▶ [TASK DETAILS]
Give back each entry verbatim.

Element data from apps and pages

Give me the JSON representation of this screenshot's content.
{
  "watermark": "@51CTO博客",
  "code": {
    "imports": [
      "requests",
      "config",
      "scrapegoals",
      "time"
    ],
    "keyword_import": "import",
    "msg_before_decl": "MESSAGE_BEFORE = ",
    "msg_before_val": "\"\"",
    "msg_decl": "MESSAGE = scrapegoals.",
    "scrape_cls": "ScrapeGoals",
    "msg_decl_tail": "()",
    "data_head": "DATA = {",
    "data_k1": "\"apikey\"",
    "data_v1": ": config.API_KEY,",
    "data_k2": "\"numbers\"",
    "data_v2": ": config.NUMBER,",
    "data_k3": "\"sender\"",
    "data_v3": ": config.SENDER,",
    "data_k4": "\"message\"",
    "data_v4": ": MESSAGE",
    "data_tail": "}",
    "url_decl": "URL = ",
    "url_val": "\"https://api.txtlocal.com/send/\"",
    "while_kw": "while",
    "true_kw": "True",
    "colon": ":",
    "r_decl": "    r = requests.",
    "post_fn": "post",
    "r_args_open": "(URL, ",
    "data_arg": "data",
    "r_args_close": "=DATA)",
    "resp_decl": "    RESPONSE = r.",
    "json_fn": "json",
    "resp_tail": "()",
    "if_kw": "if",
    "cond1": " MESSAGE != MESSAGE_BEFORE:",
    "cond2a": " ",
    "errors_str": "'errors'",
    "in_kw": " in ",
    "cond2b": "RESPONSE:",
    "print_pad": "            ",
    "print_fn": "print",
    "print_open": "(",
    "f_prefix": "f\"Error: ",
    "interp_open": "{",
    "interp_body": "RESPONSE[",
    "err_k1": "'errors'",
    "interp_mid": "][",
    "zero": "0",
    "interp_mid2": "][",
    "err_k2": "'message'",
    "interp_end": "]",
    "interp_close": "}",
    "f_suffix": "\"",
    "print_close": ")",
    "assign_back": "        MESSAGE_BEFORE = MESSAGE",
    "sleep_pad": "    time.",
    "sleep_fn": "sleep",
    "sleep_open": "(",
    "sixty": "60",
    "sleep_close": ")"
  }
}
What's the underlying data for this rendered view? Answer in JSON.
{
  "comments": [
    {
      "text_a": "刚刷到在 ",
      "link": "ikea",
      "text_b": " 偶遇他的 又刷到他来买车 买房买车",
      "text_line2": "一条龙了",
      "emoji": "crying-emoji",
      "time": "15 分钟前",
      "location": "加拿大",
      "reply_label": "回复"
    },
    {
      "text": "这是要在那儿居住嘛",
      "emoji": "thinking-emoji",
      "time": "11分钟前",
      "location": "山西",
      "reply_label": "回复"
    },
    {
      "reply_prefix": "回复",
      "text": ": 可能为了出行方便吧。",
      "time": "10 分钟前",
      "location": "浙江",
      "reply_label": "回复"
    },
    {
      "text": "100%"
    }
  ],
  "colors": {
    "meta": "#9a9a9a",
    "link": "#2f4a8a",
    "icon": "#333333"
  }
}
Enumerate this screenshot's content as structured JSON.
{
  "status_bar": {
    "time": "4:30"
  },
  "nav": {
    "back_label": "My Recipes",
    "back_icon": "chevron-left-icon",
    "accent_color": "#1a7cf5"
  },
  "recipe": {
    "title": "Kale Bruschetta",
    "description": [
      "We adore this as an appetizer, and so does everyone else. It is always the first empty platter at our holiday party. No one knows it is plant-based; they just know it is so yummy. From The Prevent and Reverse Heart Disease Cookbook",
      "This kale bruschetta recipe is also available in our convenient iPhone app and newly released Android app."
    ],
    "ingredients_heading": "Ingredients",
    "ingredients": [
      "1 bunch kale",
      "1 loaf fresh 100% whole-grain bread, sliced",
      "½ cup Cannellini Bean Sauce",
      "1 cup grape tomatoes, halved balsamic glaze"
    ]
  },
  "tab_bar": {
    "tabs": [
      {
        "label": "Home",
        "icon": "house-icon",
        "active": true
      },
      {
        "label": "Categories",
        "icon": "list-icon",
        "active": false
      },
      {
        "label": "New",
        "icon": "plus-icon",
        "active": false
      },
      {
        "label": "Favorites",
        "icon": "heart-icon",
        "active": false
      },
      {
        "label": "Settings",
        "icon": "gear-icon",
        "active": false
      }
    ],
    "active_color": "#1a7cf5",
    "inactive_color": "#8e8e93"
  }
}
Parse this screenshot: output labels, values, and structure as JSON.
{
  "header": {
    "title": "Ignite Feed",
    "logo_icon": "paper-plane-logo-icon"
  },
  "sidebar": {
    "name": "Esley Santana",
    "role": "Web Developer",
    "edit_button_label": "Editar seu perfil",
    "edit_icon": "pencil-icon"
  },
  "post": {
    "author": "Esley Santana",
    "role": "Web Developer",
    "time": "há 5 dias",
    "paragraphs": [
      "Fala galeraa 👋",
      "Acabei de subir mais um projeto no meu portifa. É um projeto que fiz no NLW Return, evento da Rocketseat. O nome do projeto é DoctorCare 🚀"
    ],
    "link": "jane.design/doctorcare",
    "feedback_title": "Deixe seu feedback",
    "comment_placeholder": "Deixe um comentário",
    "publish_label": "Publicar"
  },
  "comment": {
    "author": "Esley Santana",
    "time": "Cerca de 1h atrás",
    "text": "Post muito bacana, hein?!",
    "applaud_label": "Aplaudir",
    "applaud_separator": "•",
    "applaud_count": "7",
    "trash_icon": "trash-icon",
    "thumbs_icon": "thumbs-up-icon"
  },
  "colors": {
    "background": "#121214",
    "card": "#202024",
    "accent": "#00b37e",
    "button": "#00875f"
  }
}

▶ [ANSWER TO THE EXERCISE]
Give me the JSON representation of this screenshot's content.
{
  "watermark": "@51CTO博客",
  "code": {
    "imports": [
      "requests",
      "config",
      "scrapegoals",
      "time"
    ],
    "keyword_import": "import",
    "msg_before_decl": "MESSAGE_BEFORE = ",
    "msg_before_val": "\"\"",
    "msg_decl": "MESSAGE = scrapegoals.",
    "scrape_cls": "ScrapeGoals",
    "msg_decl_tail": "()",
    "data_head": "DATA = {",
    "data_k1": "\"apikey\"",
    "data_v1": ": config.API_KEY,",
    "data_k2": "\"numbers\"",
    "data_v2": ": config.NUMBER,",
    "data_k3": "\"sender\"",
    "data_v3": ": config.SENDER,",
    "data_k4": "\"message\"",
    "data_v4": ": MESSAGE",
    "data_tail": "}",
    "url_decl": "URL = ",
    "url_val": "\"https://api.txtlocal.com/send/\"",
    "while_kw": "while",
    "true_kw": "True",
    "colon": ":",
    "r_decl": "    r = requests.",
    "post_fn": "post",
    "r_args_open": "(URL, ",
    "data_arg": "data",
    "r_args_close": "=DATA)",
    "resp_decl": "    RESPONSE = r.",
    "json_fn": "json",
    "resp_tail": "()",
    "if_kw": "if",
    "cond1": " MESSAGE != MESSAGE_BEFORE:",
    "cond2a": " ",
    "errors_str": "'errors'",
    "in_kw": " in ",
    "cond2b": "RESPONSE:",
    "print_pad": "            ",
    "print_fn": "print",
    "print_open": "(",
    "f_prefix": "f\"Error: ",
    "interp_open": "{",
    "interp_body": "RESPONSE[",
    "err_k1": "'errors'",
    "interp_mid": "][",
    "zero": "0",
    "interp_mid2": "][",
    "err_k2": "'message'",
    "interp_end": "]",
    "interp_close": "}",
    "f_suffix": "\"",
    "print_close": ")",
    "assign_back": "        MESSAGE_BEFORE = MESSAGE",
    "sleep_pad": "    time.",
    "sleep_fn": "sleep",
    "sleep_open": "(",
    "sixty": "60",
    "sleep_close": ")"
  }
}
What's the underlying data for this rendered view? Answer in JSON.
{
  "comments": [
    {
      "text_a": "刚刷到在 ",
      "link": "ikea",
      "text_b": " 偶遇他的 又刷到他来买车 买房买车",
      "text_line2": "一条龙了",
      "emoji": "crying-emoji",
      "time": "15 分钟前",
      "location": "加拿大",
      "reply_label": "回复"
    },
    {
      "text": "这是要在那儿居住嘛",
      "emoji": "thinking-emoji",
      "time": "11分钟前",
      "location": "山西",
      "reply_label": "回复"
    },
    {
      "reply_prefix": "回复",
      "text": ": 可能为了出行方便吧。",
      "time": "10 分钟前",
      "location": "浙江",
      "reply_label": "回复"
    },
    {
      "text": "100%"
    }
  ],
  "colors": {
    "meta": "#9a9a9a",
    "link": "#2f4a8a",
    "icon": "#333333"
  }
}
Enumerate this screenshot's content as structured JSON.
{
  "status_bar": {
    "time": "4:30"
  },
  "nav": {
    "back_label": "My Recipes",
    "back_icon": "chevron-left-icon",
    "accent_color": "#1a7cf5"
  },
  "recipe": {
    "title": "Kale Bruschetta",
    "description": [
      "We adore this as an appetizer, and so does everyone else. It is always the first empty platter at our holiday party. No one knows it is plant-based; they just know it is so yummy. From The Prevent and Reverse Heart Disease Cookbook",
      "This kale bruschetta recipe is also available in our convenient iPhone app and newly released Android app."
    ],
    "ingredients_heading": "Ingredients",
    "ingredients": [
      "1 bunch kale",
      "1 loaf fresh 100% whole-grain bread, sliced",
      "½ cup Cannellini Bean Sauce",
      "1 cup grape tomatoes, halved balsamic glaze"
    ]
  },
  "tab_bar": {
    "tabs": [
      {
        "label": "Home",
        "icon": "house-icon",
        "active": true
      },
      {
        "label": "Categories",
        "icon": "list-icon",
        "active": false
      },
      {
        "label": "New",
        "icon": "plus-icon",
        "active": false
      },
      {
        "label": "Favorites",
        "icon": "heart-icon",
        "active": false
      },
      {
        "label": "Settings",
        "icon": "gear-icon",
        "active": false
      }
    ],
    "active_color": "#1a7cf5",
    "inactive_color": "#8e8e93"
  }
}
Parse this screenshot: output labels, values, and structure as JSON.
{
  "header": {
    "title": "Ignite Feed",
    "logo_icon": "paper-plane-logo-icon"
  },
  "sidebar": {
    "name": "Esley Santana",
    "role": "Web Developer",
    "edit_button_label": "Editar seu perfil",
    "edit_icon": "pencil-icon"
  },
  "post": {
    "author": "Esley Santana",
    "role": "Web Developer",
    "time": "há 5 dias",
    "paragraphs": [
      "Fala galeraa 👋",
      "Acabei de subir mais um projeto no meu portifa. É um projeto que fiz no NLW Return, evento da Rocketseat. O nome do projeto é DoctorCare 🚀"
    ],
    "link": "jane.design/doctorcare",
    "feedback_title": "Deixe seu feedback",
    "comment_placeholder": "Deixe um comentário",
    "publish_label": "Publicar"
  },
  "comment": {
    "author": "Esley Santana",
    "time": "Cerca de 1h atrás",
    "text": "Post muito bacana, hein?!",
    "applaud_label": "Aplaudir",
    "applaud_separator": "•",
    "applaud_count": "7",
    "trash_icon": "trash-icon",
    "thumbs_icon": "thumbs-up-icon"
  },
  "colors": {
    "background": "#121214",
    "card": "#202024",
    "accent": "#00b37e",
    "button": "#00875f"
  }
}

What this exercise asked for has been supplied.